Businessman reviewing text messages from an AI bot

Figure 1: Image generated using the prompt “realistic image of businessman chatting with artificial intelligence” by DALL-E 3.0, Microsoft Designer, 2024 (https://designer.microsoft.com).

tl;dr: Incorporating the next generation of Artificial Intelligence into our B2B Sales exercise offers a useful lens into how they work and what tradeoffs to consider.   

A few years ago we published a sales training exercise that highlighted how better questions can help uncover hidden needs, and potentially drive better outcomes. In lieu of having a live customer on call 24/7, we trained IBM Watson Assistant (“Watson”), which uses an intent-detection model, to categorize student submissions, recognize each question by type, and then use these cues to deliver the best possible response. In spite of being one of the first commercial AI platforms, Watson was pretty good at standing-in for a real customer, and for the last 5 years it’s been one of our most popular simulations. 

If it ain’t broke, why fix it?

However, it made a few trade-offs in search of speed and streamlined training. Watson offered a tool to manually set a series of rules and conditions, one that we used to craft a decision tree of sorts that determined the response sent to students. This meant that responses were limited to what we programmed, and we knew this approach would struggle to respond to unorthodox or unexpected messages – the kind that hundreds of curious, creative, and occasionally mischievous students can come up with. In an effort to better manage the wide range of possible student inputs, we began to audition the latest Large Language Models (LLMs) for the role of Customer, and they proved more than capable. 

Chat messages between demo user and LLM role playing as corporate buyer.

Figure 2: “Paints Automotive demo discussion” SimCase Co., 2024. Author’s screenshot.

Sounds great! What’s the catch?

This success meant that we had to come to terms with the one central tradeoff between Watson and an LLM like ChatGPT/Claude/Gemini. In a trade-off familiar to many managers, we would need to swap control for creativity. By design, obtaining greater conversational range was only possible if we relinquished control of the response.
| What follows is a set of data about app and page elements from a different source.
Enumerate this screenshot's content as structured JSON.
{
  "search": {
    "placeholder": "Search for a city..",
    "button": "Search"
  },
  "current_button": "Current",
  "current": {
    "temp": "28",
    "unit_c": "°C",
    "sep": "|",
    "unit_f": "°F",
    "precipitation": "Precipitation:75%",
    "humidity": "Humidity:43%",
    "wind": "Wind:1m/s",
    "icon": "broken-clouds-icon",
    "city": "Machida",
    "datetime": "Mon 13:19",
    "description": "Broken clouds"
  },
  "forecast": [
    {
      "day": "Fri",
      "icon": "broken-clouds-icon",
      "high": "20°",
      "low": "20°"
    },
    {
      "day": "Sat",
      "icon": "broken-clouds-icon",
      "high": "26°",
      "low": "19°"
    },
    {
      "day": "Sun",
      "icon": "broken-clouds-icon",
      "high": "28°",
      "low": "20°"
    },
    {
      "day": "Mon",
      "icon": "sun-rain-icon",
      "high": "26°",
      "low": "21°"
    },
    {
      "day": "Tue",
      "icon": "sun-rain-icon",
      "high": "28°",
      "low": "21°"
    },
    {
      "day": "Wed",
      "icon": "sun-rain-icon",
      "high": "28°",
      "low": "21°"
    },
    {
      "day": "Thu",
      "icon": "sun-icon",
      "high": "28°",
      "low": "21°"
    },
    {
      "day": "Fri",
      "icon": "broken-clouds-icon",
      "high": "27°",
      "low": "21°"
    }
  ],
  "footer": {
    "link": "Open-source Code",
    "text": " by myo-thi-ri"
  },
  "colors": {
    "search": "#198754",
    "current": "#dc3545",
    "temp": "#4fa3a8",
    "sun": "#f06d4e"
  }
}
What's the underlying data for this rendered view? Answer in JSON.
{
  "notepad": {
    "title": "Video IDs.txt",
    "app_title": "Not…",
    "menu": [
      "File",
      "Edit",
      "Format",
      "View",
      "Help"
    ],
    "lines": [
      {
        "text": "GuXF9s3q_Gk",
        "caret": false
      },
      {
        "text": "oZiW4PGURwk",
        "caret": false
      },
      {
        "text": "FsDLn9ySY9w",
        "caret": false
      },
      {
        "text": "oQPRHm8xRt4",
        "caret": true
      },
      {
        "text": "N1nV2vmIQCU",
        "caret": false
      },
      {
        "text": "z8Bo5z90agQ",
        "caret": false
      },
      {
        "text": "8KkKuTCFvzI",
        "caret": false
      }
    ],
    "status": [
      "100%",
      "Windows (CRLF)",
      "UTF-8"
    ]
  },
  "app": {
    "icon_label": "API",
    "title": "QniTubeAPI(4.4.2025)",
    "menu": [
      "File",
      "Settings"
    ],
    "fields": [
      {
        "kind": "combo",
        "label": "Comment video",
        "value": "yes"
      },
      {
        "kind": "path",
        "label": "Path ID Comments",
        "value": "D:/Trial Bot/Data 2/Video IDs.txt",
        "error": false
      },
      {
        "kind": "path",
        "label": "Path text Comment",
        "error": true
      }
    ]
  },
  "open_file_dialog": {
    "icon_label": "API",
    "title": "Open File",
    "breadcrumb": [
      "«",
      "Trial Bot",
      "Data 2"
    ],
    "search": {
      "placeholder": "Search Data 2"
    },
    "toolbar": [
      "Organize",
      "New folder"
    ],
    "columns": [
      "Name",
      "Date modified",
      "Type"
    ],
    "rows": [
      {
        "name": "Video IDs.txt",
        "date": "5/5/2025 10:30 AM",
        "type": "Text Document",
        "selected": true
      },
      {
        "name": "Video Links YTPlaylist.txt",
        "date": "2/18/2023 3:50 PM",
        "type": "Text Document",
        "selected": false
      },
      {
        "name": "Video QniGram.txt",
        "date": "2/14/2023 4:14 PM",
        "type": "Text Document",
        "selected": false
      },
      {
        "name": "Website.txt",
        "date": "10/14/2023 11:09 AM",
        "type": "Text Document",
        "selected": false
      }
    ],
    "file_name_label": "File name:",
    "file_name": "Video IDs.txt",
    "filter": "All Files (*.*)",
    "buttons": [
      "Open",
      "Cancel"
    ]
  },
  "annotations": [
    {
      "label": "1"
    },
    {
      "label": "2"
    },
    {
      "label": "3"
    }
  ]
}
Students would no longer see a response picked from a pool of options, but instead they would see a response built by selecting the next best word. Yet since we no longer dictated responses, the model would be better equipped to respond to whatever students submit. 

Understanding Risk and Mitigating It

This tradeoff offered the greatest reward in terms of perceived realism and  comprehension, but it also represented a new set of risks. For us, selecting the next best word seemed similar to relying on the wisdom of crowds – something we had worked with on another project.  Plus, Watson was already successfully using this process to parse inputs, so we decided to move forward. 

Yet selecting the next best word also presented a gameplay risk. We could no longer explicitly guide the player towards the optimal response based on the type of questions they submitted. To address this risk, we focused on prompt engineering. Our Watson experience had taught us the value of trial and error training, and we applied that persistence to guide the responses. In the end, while the actual text varies between runs, we are able to create the same gameplay dynamics that the experience hinges on. 

The last risk was the most difficult to mitigate. A few years ago, SimCase built a game to highlight implicit bias (link). Understandably, we are conscious that by using an LLM we might be introducing any bias present in the reams of text the LLM was trained on. That is why we concentrated our testing on LLMs with stated bias-mitigation policies and processes in place to reduce the potential downstream impact. We are also asking learners to participate in ensuring the experience is free of perceived bias. We have included a reporting feature to this exercise so that we can review responses that reflect bias, if any. While we haven’t identified any bias issues in our testing so far, we do think the risk merits having a process in place to address it. 

Can’t Stop, Won’t Stop Learning

The experience of incorporating LLMs into our B2B Sales exercise has taught us a lot about how they work and what tradeoffs we need to consider. More than most software, this exercise will continue to require regular monitoring and maintenance. However, we hope that this evolution makes for a more enjoyable student experience, and one that serves to better reinforce the core learning objectives.